▸ WHAT IS EXPECTED
The response should contain all of the records, copied exactly, and none of the images.

▸ EXTRACTED ENTRIES
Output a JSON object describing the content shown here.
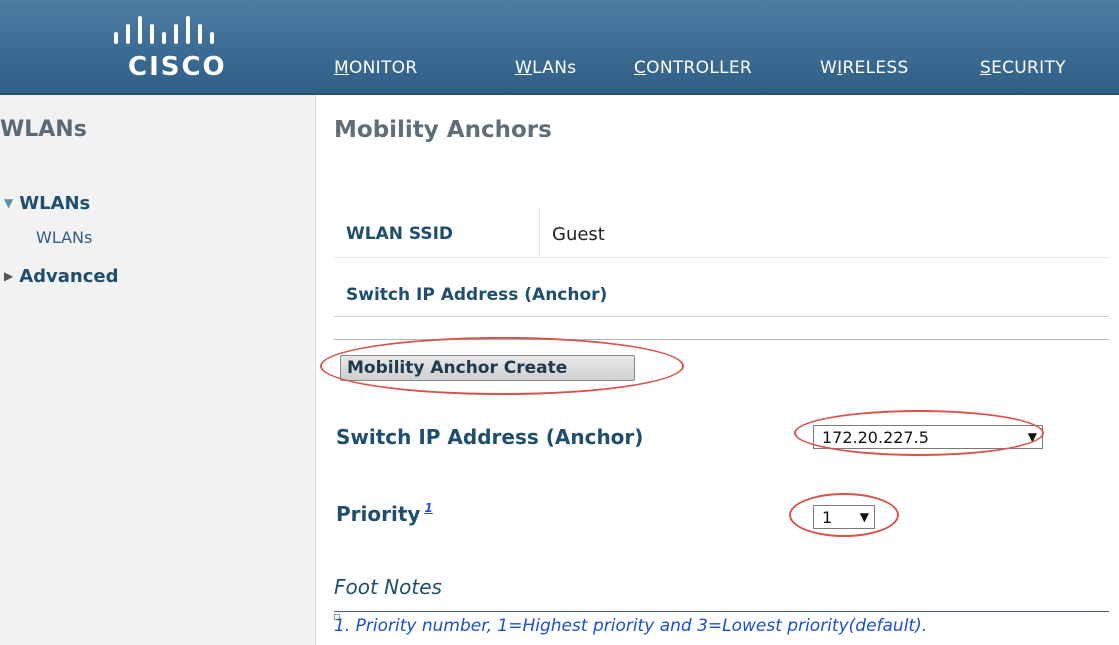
{
  "header": {
    "logo_text": "CISCO",
    "nav": [
      {
        "accesskey": "M",
        "rest": "ONITOR",
        "prefix": ""
      },
      {
        "accesskey": "W",
        "rest": "LANs",
        "prefix": ""
      },
      {
        "accesskey": "C",
        "rest": "ONTROLLER",
        "prefix": ""
      },
      {
        "accesskey": "I",
        "rest": "RELESS",
        "prefix": "W"
      },
      {
        "accesskey": "S",
        "rest": "ECURITY",
        "prefix": ""
      }
    ]
  },
  "sidebar": {
    "title": "WLANs",
    "groups": [
      {
        "label": "WLANs",
        "expanded": true,
        "items": [
          {
            "label": "WLANs"
          }
        ]
      },
      {
        "label": "Advanced",
        "expanded": false
      }
    ]
  },
  "main": {
    "title": "Mobility Anchors",
    "wlan_ssid_label": "WLAN SSID",
    "wlan_ssid_value": "Guest",
    "anchor_column_header": "Switch IP Address (Anchor)",
    "create_button": "Mobility Anchor Create",
    "switch_ip_label": "Switch IP Address (Anchor)",
    "switch_ip_value": "172.20.227.5",
    "priority_label": "Priority",
    "priority_footnote": "1",
    "priority_value": "1",
    "foot_notes_title": "Foot Notes",
    "foot_note_1": "1. Priority number, 1=Highest priority and 3=Lowest priority(default)."
  },
  "colors": {
    "header": "#3f6f95",
    "highlight_ellipse": "#d9534a",
    "label_blue": "#1f4f6e",
    "footnote_blue": "#1a4fd0"
  }
}
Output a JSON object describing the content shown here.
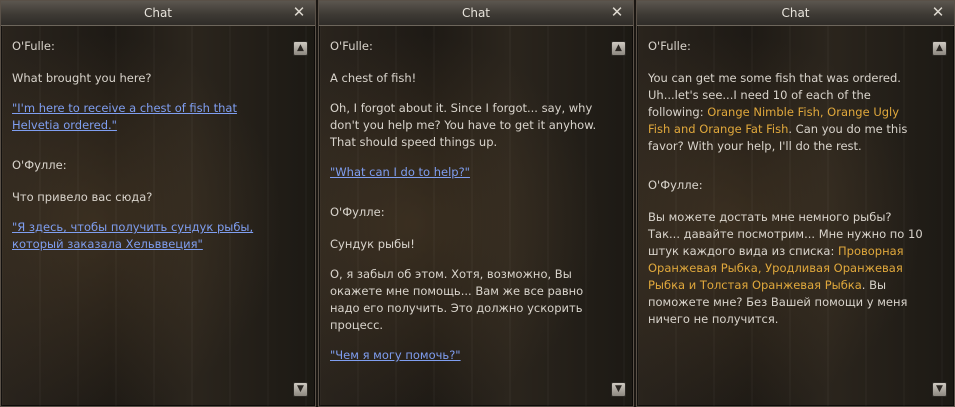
{
  "windows": [
    {
      "title": "Chat",
      "close_label": "✕",
      "speaker_en": "O'Fulle:",
      "line_en_1": "What brought you here?",
      "link_en": "\"I'm here to receive a chest of fish that Helvetia ordered.\"",
      "speaker_ru": "О'Фулле:",
      "line_ru_1": "Что привело вас сюда?",
      "link_ru": "\"Я здесь, чтобы получить сундук рыбы, который заказала Хельввеция\""
    },
    {
      "title": "Chat",
      "close_label": "✕",
      "speaker_en": "O'Fulle:",
      "line_en_1": "A chest of fish!",
      "line_en_2": "Oh, I forgot about it. Since I forgot... say, why don't you help me? You have to get it anyhow. That should speed things up.",
      "link_en": "\"What can I do to help?\"",
      "speaker_ru": "О'Фулле:",
      "line_ru_1": "Сундук рыбы!",
      "line_ru_2": "О, я забыл об этом. Хотя, возможно, Вы окажете мне помощь... Вам же все равно надо его получить. Это должно ускорить процесс.",
      "link_ru": "\"Чем я могу помочь?\""
    },
    {
      "title": "Chat",
      "close_label": "✕",
      "speaker_en": "O'Fulle:",
      "en_text_a": "You can get me some fish that was ordered. Uh...let's see...I need 10 of each of the following: ",
      "en_highlight": "Orange Nimble Fish, Orange Ugly Fish and Orange Fat Fish",
      "en_text_b": ". Can you do me this favor? With your help, I'll do the rest.",
      "speaker_ru": "О'Фулле:",
      "ru_text_a": "Вы можете достать мне немного рыбы? Так... давайте посмотрим... Мне нужно по 10 штук каждого вида из списка: ",
      "ru_highlight": "Проворная Оранжевая Рыбка, Уродливая Оранжевая Рыбка и Толстая Оранжевая Рыбка",
      "ru_text_b": ". Вы поможете мне? Без Вашей помощи у меня ничего не получится."
    }
  ],
  "scroll_up_icon": "▲",
  "scroll_down_icon": "▼",
  "colors": {
    "link": "#7f9ef0",
    "highlight": "#e0a83c",
    "text": "#d9d4cc",
    "title_text": "#e8e4dc"
  }
}
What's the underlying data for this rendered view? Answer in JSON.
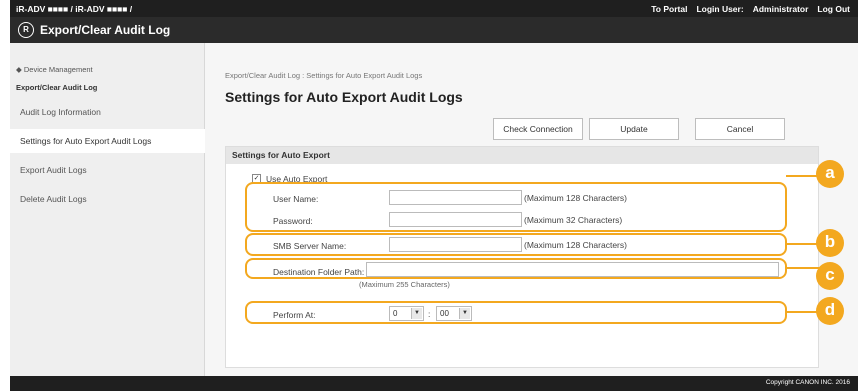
{
  "header": {
    "model_text": "iR-ADV ■■■■ / iR-ADV ■■■■ /",
    "portal_link": "To Portal",
    "login_user_label": "Login User:",
    "login_user_name": "Administrator",
    "logout_link": "Log Out"
  },
  "titlebar": {
    "logo_text": "R",
    "title": "Export/Clear Audit Log"
  },
  "sidebar": {
    "back_link": "◆ Device Management",
    "group_title": "Export/Clear Audit Log",
    "items": [
      {
        "label": "Audit Log Information"
      },
      {
        "label": "Settings for Auto Export Audit Logs"
      },
      {
        "label": "Export Audit Logs"
      },
      {
        "label": "Delete Audit Logs"
      }
    ]
  },
  "main": {
    "breadcrumb": "Export/Clear Audit Log : Settings for Auto Export Audit Logs",
    "page_title": "Settings for Auto Export Audit Logs",
    "buttons": {
      "check_connection": "Check Connection",
      "update": "Update",
      "cancel": "Cancel"
    }
  },
  "form": {
    "section_title": "Settings for Auto Export",
    "use_auto_export": {
      "label": "Use Auto Export",
      "checked": true
    },
    "user_name": {
      "label": "User Name:",
      "value": "",
      "hint": "(Maximum 128 Characters)"
    },
    "password": {
      "label": "Password:",
      "value": "",
      "hint": "(Maximum 32 Characters)"
    },
    "smb_server": {
      "label": "SMB Server Name:",
      "value": "",
      "hint": "(Maximum 128 Characters)"
    },
    "destination_folder": {
      "label": "Destination Folder Path:",
      "value": "",
      "hint": "(Maximum 255 Characters)"
    },
    "perform_at": {
      "label": "Perform At:",
      "hour": "0",
      "separator": ":",
      "minute": "00"
    }
  },
  "callouts": {
    "a": "a",
    "b": "b",
    "c": "c",
    "d": "d"
  },
  "icons": {
    "scroll_top": "scroll-to-top-icon",
    "check": "checkmark-icon",
    "dropdown": "chevron-down-icon"
  },
  "colors": {
    "topbar": "#1f1f1f",
    "titlebar": "#2b2b2b",
    "callout": "#f3a81f",
    "sidebar": "#efefef"
  },
  "footer": {
    "copyright": "Copyright CANON INC. 2016"
  }
}
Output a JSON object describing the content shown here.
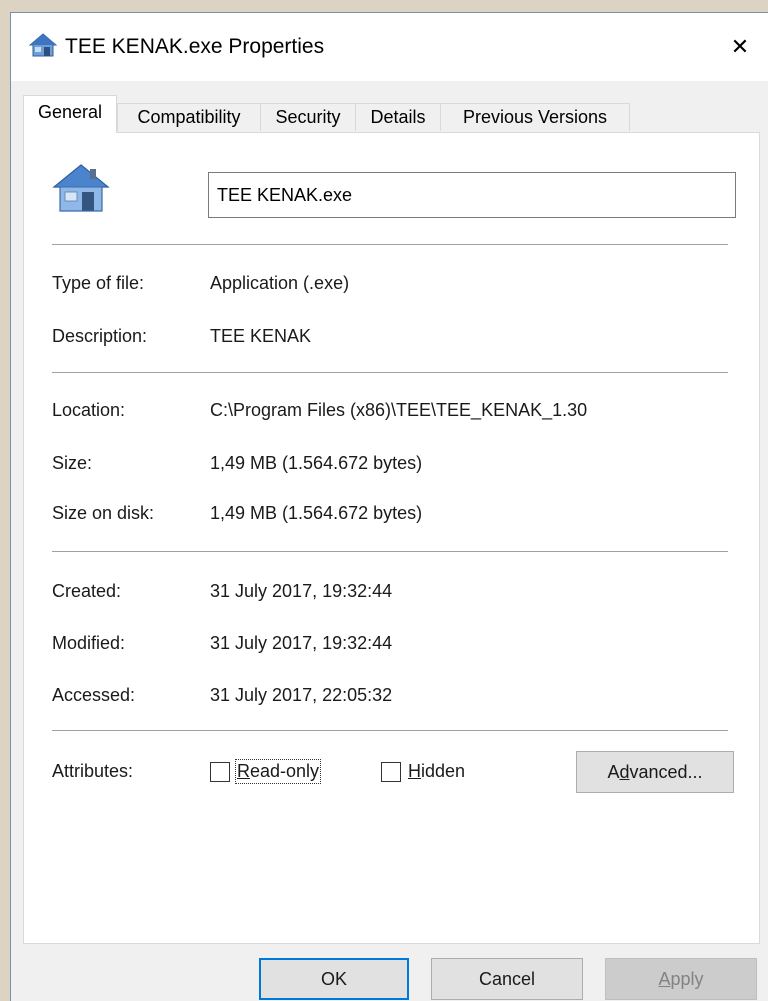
{
  "window": {
    "title": "TEE KENAK.exe Properties",
    "close_glyph": "✕"
  },
  "tabs": [
    {
      "label": "General",
      "active": true
    },
    {
      "label": "Compatibility",
      "active": false
    },
    {
      "label": "Security",
      "active": false
    },
    {
      "label": "Details",
      "active": false
    },
    {
      "label": "Previous Versions",
      "active": false
    }
  ],
  "general": {
    "file_name": "TEE KENAK.exe",
    "type_of_file": {
      "label": "Type of file:",
      "value": "Application (.exe)"
    },
    "description": {
      "label": "Description:",
      "value": "TEE KENAK"
    },
    "location": {
      "label": "Location:",
      "value": "C:\\Program Files (x86)\\TEE\\TEE_KENAK_1.30"
    },
    "size": {
      "label": "Size:",
      "value": "1,49 MB (1.564.672 bytes)"
    },
    "size_on_disk": {
      "label": "Size on disk:",
      "value": "1,49 MB (1.564.672 bytes)"
    },
    "created": {
      "label": "Created:",
      "value": "31 July 2017, 19:32:44"
    },
    "modified": {
      "label": "Modified:",
      "value": "31 July 2017, 19:32:44"
    },
    "accessed": {
      "label": "Accessed:",
      "value": "31 July 2017, 22:05:32"
    },
    "attributes": {
      "label": "Attributes:",
      "read_only": {
        "accel": "R",
        "rest": "ead-only",
        "checked": false
      },
      "hidden": {
        "accel": "H",
        "rest": "idden",
        "checked": false
      },
      "advanced": {
        "pre": "A",
        "accel": "d",
        "rest": "vanced..."
      }
    }
  },
  "buttons": {
    "ok": "OK",
    "cancel": "Cancel",
    "apply": {
      "accel": "A",
      "rest": "pply"
    }
  },
  "icons": {
    "title_icon": "house-icon",
    "file_icon": "house-icon"
  },
  "colors": {
    "accent": "#0078d7",
    "background": "#dcd3c2"
  }
}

▸ SOLUTION TO THE EXERCISE
Output a JSON object describing the content shown here.
{
  "header": {
    "logo_text": "CISCO",
    "nav": [
      {
        "accesskey": "M",
        "rest": "ONITOR",
        "prefix": ""
      },
      {
        "accesskey": "W",
        "rest": "LANs",
        "prefix": ""
      },
      {
        "accesskey": "C",
        "rest": "ONTROLLER",
        "prefix": ""
      },
      {
        "accesskey": "I",
        "rest": "RELESS",
        "prefix": "W"
      },
      {
        "accesskey": "S",
        "rest": "ECURITY",
        "prefix": ""
      }
    ]
  },
  "sidebar": {
    "title": "WLANs",
    "groups": [
      {
        "label": "WLANs",
        "expanded": true,
        "items": [
          {
            "label": "WLANs"
          }
        ]
      },
      {
        "label": "Advanced",
        "expanded": false
      }
    ]
  },
  "main": {
    "title": "Mobility Anchors",
    "wlan_ssid_label": "WLAN SSID",
    "wlan_ssid_value": "Guest",
    "anchor_column_header": "Switch IP Address (Anchor)",
    "create_button": "Mobility Anchor Create",
    "switch_ip_label": "Switch IP Address (Anchor)",
    "switch_ip_value": "172.20.227.5",
    "priority_label": "Priority",
    "priority_footnote": "1",
    "priority_value": "1",
    "foot_notes_title": "Foot Notes",
    "foot_note_1": "1. Priority number, 1=Highest priority and 3=Lowest priority(default)."
  },
  "colors": {
    "header": "#3f6f95",
    "highlight_ellipse": "#d9534a",
    "label_blue": "#1f4f6e",
    "footnote_blue": "#1a4fd0"
  }
}
Output a JSON object describing the content shown here.
{
  "windows": [
    {
      "title": "Chat",
      "close_label": "✕",
      "speaker_en": "O'Fulle:",
      "line_en_1": "What brought you here?",
      "link_en": "\"I'm here to receive a chest of fish that Helvetia ordered.\"",
      "speaker_ru": "О'Фулле:",
      "line_ru_1": "Что привело вас сюда?",
      "link_ru": "\"Я здесь, чтобы получить сундук рыбы, который заказала Хельввеция\""
    },
    {
      "title": "Chat",
      "close_label": "✕",
      "speaker_en": "O'Fulle:",
      "line_en_1": "A chest of fish!",
      "line_en_2": "Oh, I forgot about it. Since I forgot... say, why don't you help me? You have to get it anyhow. That should speed things up.",
      "link_en": "\"What can I do to help?\"",
      "speaker_ru": "О'Фулле:",
      "line_ru_1": "Сундук рыбы!",
      "line_ru_2": "О, я забыл об этом. Хотя, возможно, Вы окажете мне помощь... Вам же все равно надо его получить. Это должно ускорить процесс.",
      "link_ru": "\"Чем я могу помочь?\""
    },
    {
      "title": "Chat",
      "close_label": "✕",
      "speaker_en": "O'Fulle:",
      "en_text_a": "You can get me some fish that was ordered. Uh...let's see...I need 10 of each of the following: ",
      "en_highlight": "Orange Nimble Fish, Orange Ugly Fish and Orange Fat Fish",
      "en_text_b": ". Can you do me this favor? With your help, I'll do the rest.",
      "speaker_ru": "О'Фулле:",
      "ru_text_a": "Вы можете достать мне немного рыбы? Так... давайте посмотрим... Мне нужно по 10 штук каждого вида из списка: ",
      "ru_highlight": "Проворная Оранжевая Рыбка, Уродливая Оранжевая Рыбка и Толстая Оранжевая Рыбка",
      "ru_text_b": ". Вы поможете мне? Без Вашей помощи у меня ничего не получится."
    }
  ],
  "scroll_up_icon": "▲",
  "scroll_down_icon": "▼",
  "colors": {
    "link": "#7f9ef0",
    "highlight": "#e0a83c",
    "text": "#d9d4cc",
    "title_text": "#e8e4dc"
  }
}
What's the underlying data for this rendered view? Answer in JSON.
{
  "header": {
    "model_text": "iR-ADV ■■■■ / iR-ADV ■■■■ /",
    "portal_link": "To Portal",
    "login_user_label": "Login User:",
    "login_user_name": "Administrator",
    "logout_link": "Log Out"
  },
  "titlebar": {
    "logo_text": "R",
    "title": "Export/Clear Audit Log"
  },
  "sidebar": {
    "back_link": "◆ Device Management",
    "group_title": "Export/Clear Audit Log",
    "items": [
      {
        "label": "Audit Log Information"
      },
      {
        "label": "Settings for Auto Export Audit Logs"
      },
      {
        "label": "Export Audit Logs"
      },
      {
        "label": "Delete Audit Logs"
      }
    ]
  },
  "main": {
    "breadcrumb": "Export/Clear Audit Log : Settings for Auto Export Audit Logs",
    "page_title": "Settings for Auto Export Audit Logs",
    "buttons": {
      "check_connection": "Check Connection",
      "update": "Update",
      "cancel": "Cancel"
    }
  },
  "form": {
    "section_title": "Settings for Auto Export",
    "use_auto_export": {
      "label": "Use Auto Export",
      "checked": true
    },
    "user_name": {
      "label": "User Name:",
      "value": "",
      "hint": "(Maximum 128 Characters)"
    },
    "password": {
      "label": "Password:",
      "value": "",
      "hint": "(Maximum 32 Characters)"
    },
    "smb_server": {
      "label": "SMB Server Name:",
      "value": "",
      "hint": "(Maximum 128 Characters)"
    },
    "destination_folder": {
      "label": "Destination Folder Path:",
      "value": "",
      "hint": "(Maximum 255 Characters)"
    },
    "perform_at": {
      "label": "Perform At:",
      "hour": "0",
      "separator": ":",
      "minute": "00"
    }
  },
  "callouts": {
    "a": "a",
    "b": "b",
    "c": "c",
    "d": "d"
  },
  "icons": {
    "scroll_top": "scroll-to-top-icon",
    "check": "checkmark-icon",
    "dropdown": "chevron-down-icon"
  },
  "colors": {
    "topbar": "#1f1f1f",
    "titlebar": "#2b2b2b",
    "callout": "#f3a81f",
    "sidebar": "#efefef"
  },
  "footer": {
    "copyright": "Copyright CANON INC. 2016"
  }
}
Output a JSON object describing the content shown here.
{
  "window": {
    "title": "TEE KENAK.exe Properties",
    "close_glyph": "✕"
  },
  "tabs": [
    {
      "label": "General",
      "active": true
    },
    {
      "label": "Compatibility",
      "active": false
    },
    {
      "label": "Security",
      "active": false
    },
    {
      "label": "Details",
      "active": false
    },
    {
      "label": "Previous Versions",
      "active": false
    }
  ],
  "general": {
    "file_name": "TEE KENAK.exe",
    "type_of_file": {
      "label": "Type of file:",
      "value": "Application (.exe)"
    },
    "description": {
      "label": "Description:",
      "value": "TEE KENAK"
    },
    "location": {
      "label": "Location:",
      "value": "C:\\Program Files (x86)\\TEE\\TEE_KENAK_1.30"
    },
    "size": {
      "label": "Size:",
      "value": "1,49 MB (1.564.672 bytes)"
    },
    "size_on_disk": {
      "label": "Size on disk:",
      "value": "1,49 MB (1.564.672 bytes)"
    },
    "created": {
      "label": "Created:",
      "value": "31 July 2017, 19:32:44"
    },
    "modified": {
      "label": "Modified:",
      "value": "31 July 2017, 19:32:44"
    },
    "accessed": {
      "label": "Accessed:",
      "value": "31 July 2017, 22:05:32"
    },
    "attributes": {
      "label": "Attributes:",
      "read_only": {
        "accel": "R",
        "rest": "ead-only",
        "checked": false
      },
      "hidden": {
        "accel": "H",
        "rest": "idden",
        "checked": false
      },
      "advanced": {
        "pre": "A",
        "accel": "d",
        "rest": "vanced..."
      }
    }
  },
  "buttons": {
    "ok": "OK",
    "cancel": "Cancel",
    "apply": {
      "accel": "A",
      "rest": "pply"
    }
  },
  "icons": {
    "title_icon": "house-icon",
    "file_icon": "house-icon"
  },
  "colors": {
    "accent": "#0078d7",
    "background": "#dcd3c2"
  }
}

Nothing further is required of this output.